* **Task details**
Every single entry needs to appear again exactly as given.

* **Element data from apps and pages**

_____

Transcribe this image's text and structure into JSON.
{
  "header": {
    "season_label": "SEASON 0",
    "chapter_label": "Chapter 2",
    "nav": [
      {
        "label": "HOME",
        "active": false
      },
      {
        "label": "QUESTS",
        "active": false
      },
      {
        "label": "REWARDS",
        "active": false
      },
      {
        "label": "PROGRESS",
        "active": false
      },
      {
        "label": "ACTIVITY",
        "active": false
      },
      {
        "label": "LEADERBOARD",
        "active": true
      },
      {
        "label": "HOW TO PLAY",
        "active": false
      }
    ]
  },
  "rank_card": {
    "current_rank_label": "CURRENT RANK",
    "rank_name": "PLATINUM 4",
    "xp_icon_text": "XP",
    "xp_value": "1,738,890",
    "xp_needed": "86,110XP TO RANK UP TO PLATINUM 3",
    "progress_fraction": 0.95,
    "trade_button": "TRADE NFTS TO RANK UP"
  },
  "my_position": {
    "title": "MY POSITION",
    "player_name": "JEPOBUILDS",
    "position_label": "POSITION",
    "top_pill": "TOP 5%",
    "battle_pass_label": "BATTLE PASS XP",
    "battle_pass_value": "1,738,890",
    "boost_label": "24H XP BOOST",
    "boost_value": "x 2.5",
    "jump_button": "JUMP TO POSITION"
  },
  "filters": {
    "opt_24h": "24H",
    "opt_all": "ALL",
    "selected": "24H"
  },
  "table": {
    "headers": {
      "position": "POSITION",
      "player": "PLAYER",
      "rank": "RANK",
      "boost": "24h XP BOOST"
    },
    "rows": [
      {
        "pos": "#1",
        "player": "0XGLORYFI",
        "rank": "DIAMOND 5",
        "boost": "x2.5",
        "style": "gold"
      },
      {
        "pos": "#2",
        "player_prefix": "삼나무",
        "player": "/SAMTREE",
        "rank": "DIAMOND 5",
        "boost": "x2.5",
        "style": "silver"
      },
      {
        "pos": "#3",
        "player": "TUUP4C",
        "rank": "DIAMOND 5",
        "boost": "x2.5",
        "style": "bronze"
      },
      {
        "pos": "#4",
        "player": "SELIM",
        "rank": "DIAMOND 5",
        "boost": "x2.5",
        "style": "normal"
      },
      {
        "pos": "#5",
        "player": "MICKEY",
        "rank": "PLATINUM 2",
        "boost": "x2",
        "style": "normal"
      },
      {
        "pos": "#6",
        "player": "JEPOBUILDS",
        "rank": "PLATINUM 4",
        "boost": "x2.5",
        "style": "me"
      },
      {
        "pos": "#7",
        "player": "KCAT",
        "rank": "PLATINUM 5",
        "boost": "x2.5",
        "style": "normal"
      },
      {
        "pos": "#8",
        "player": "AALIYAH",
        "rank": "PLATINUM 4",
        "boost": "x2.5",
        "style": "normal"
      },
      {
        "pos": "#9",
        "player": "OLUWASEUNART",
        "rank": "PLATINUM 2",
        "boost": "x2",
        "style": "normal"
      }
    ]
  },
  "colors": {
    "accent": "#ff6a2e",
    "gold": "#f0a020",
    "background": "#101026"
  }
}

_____

* **Answer**
Transcribe this image's text and structure into JSON.
{
  "header": {
    "season_label": "SEASON 0",
    "chapter_label": "Chapter 2",
    "nav": [
      {
        "label": "HOME",
        "active": false
      },
      {
        "label": "QUESTS",
        "active": false
      },
      {
        "label": "REWARDS",
        "active": false
      },
      {
        "label": "PROGRESS",
        "active": false
      },
      {
        "label": "ACTIVITY",
        "active": false
      },
      {
        "label": "LEADERBOARD",
        "active": true
      },
      {
        "label": "HOW TO PLAY",
        "active": false
      }
    ]
  },
  "rank_card": {
    "current_rank_label": "CURRENT RANK",
    "rank_name": "PLATINUM 4",
    "xp_icon_text": "XP",
    "xp_value": "1,738,890",
    "xp_needed": "86,110XP TO RANK UP TO PLATINUM 3",
    "progress_fraction": 0.95,
    "trade_button": "TRADE NFTS TO RANK UP"
  },
  "my_position": {
    "title": "MY POSITION",
    "player_name": "JEPOBUILDS",
    "position_label": "POSITION",
    "top_pill": "TOP 5%",
    "battle_pass_label": "BATTLE PASS XP",
    "battle_pass_value": "1,738,890",
    "boost_label": "24H XP BOOST",
    "boost_value": "x 2.5",
    "jump_button": "JUMP TO POSITION"
  },
  "filters": {
    "opt_24h": "24H",
    "opt_all": "ALL",
    "selected": "24H"
  },
  "table": {
    "headers": {
      "position": "POSITION",
      "player": "PLAYER",
      "rank": "RANK",
      "boost": "24h XP BOOST"
    },
    "rows": [
      {
        "pos": "#1",
        "player": "0XGLORYFI",
        "rank": "DIAMOND 5",
        "boost": "x2.5",
        "style": "gold"
      },
      {
        "pos": "#2",
        "player_prefix": "삼나무",
        "player": "/SAMTREE",
        "rank": "DIAMOND 5",
        "boost": "x2.5",
        "style": "silver"
      },
      {
        "pos": "#3",
        "player": "TUUP4C",
        "rank": "DIAMOND 5",
        "boost": "x2.5",
        "style": "bronze"
      },
      {
        "pos": "#4",
        "player": "SELIM",
        "rank": "DIAMOND 5",
        "boost": "x2.5",
        "style": "normal"
      },
      {
        "pos": "#5",
        "player": "MICKEY",
        "rank": "PLATINUM 2",
        "boost": "x2",
        "style": "normal"
      },
      {
        "pos": "#6",
        "player": "JEPOBUILDS",
        "rank": "PLATINUM 4",
        "boost": "x2.5",
        "style": "me"
      },
      {
        "pos": "#7",
        "player": "KCAT",
        "rank": "PLATINUM 5",
        "boost": "x2.5",
        "style": "normal"
      },
      {
        "pos": "#8",
        "player": "AALIYAH",
        "rank": "PLATINUM 4",
        "boost": "x2.5",
        "style": "normal"
      },
      {
        "pos": "#9",
        "player": "OLUWASEUNART",
        "rank": "PLATINUM 2",
        "boost": "x2",
        "style": "normal"
      }
    ]
  },
  "colors": {
    "accent": "#ff6a2e",
    "gold": "#f0a020",
    "background": "#101026"
  }
}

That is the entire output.